Most people of a certain age have a digital footprint, and often there are things that they wished had not been published. As well as social media, there are things such as banking, online shopping history and everything you have put into the cloud. It is hard to know what will become of the information when you die. But, if you die suddenly, it will be even more confusing. Thus, it is good to consider this as part of your estate planning as it is an issue that is going to increase rather than diminish. Besides, future generations will have a lot more stored online.
Your digital details
Recent research showed that around 60% of adults have not arranged for the care of their digital assets should they not be around to deal with them. More worryingly, a larger number have said that they are not intending to do anything as it is of no concern to them. When this happens, the people left behind could have problems in a number of areas including:
- Obtaining photographs that are of interest to them as they may be password protected.
- Banking issues that they may not be able to deal with due to data protection. This may only be short term but could happen when they need the funds the most.
- Documents in the cloud may not be available to them.
In the worst case scenario, they will never get access. In the best, it could be a long and costly legal battle to gain control. The best way to deal with this will be to employ an attorney – preferably before the owner dies – and plan ahead.

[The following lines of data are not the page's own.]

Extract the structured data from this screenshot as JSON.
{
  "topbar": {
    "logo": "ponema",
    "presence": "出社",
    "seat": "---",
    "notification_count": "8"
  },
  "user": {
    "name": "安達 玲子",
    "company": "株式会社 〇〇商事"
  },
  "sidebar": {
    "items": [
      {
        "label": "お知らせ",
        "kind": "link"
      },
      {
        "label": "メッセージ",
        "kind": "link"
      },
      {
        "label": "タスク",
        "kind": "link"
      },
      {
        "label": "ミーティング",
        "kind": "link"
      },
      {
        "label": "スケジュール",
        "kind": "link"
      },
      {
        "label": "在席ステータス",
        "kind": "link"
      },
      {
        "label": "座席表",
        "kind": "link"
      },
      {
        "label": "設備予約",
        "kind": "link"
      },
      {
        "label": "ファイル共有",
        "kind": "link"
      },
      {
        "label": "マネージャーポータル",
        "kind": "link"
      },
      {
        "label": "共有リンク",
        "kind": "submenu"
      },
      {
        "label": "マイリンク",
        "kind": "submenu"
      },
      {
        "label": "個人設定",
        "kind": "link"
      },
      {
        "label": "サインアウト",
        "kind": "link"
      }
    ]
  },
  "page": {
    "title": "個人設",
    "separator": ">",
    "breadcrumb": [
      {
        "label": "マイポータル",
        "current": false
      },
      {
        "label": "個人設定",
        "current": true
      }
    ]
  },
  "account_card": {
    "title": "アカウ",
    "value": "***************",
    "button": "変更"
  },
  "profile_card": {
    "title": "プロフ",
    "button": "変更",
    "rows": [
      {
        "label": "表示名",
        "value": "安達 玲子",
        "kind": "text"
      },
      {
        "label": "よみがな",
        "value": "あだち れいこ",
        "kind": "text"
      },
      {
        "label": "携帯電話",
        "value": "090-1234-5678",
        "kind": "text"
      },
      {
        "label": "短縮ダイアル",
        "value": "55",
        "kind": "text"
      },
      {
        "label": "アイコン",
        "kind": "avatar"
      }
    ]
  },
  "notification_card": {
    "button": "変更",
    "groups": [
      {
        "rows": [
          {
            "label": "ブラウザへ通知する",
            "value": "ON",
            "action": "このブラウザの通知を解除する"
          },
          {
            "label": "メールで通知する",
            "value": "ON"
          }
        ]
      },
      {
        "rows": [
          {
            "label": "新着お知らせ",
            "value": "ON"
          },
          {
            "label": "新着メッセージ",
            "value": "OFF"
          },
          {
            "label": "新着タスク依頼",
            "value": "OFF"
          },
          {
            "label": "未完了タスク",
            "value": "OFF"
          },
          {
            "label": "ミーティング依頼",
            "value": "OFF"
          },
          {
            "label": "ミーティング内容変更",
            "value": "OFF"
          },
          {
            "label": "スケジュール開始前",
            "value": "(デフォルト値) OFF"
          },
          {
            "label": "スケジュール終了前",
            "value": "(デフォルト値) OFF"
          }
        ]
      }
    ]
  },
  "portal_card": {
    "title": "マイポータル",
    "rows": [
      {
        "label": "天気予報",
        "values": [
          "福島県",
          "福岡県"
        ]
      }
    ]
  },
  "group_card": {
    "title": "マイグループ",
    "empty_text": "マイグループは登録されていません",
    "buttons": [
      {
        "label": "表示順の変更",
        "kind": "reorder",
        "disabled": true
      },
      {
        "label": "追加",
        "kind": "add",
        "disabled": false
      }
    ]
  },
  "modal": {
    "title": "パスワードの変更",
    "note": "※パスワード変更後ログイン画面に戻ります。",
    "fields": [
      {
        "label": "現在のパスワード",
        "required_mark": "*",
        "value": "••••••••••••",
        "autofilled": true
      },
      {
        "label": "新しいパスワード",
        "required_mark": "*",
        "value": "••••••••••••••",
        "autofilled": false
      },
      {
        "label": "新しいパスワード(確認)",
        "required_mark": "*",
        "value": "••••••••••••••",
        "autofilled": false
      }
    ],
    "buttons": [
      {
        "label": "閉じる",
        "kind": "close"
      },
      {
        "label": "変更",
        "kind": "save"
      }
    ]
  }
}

What to do to protect your assets
The first thing is to collate all the information your loved ones could need, such as accounts held, passwords, the location of documents, etc. This can be held in a password safe as long as relatives have the details. It will also be best to ensure the attorney is trained in estate planning and give them the details of what you want to happen.
Estate planning documents should be provided and here is the place to state who you wish to take control after your death or inability to communicate. This person needs to be left the password to the password safe. Once this has been done, there should not be a problem when you die and a family member takes over your digital footprint.
To learn more about caring for your assets and information after you die, contact a company like Skeen Law Offices.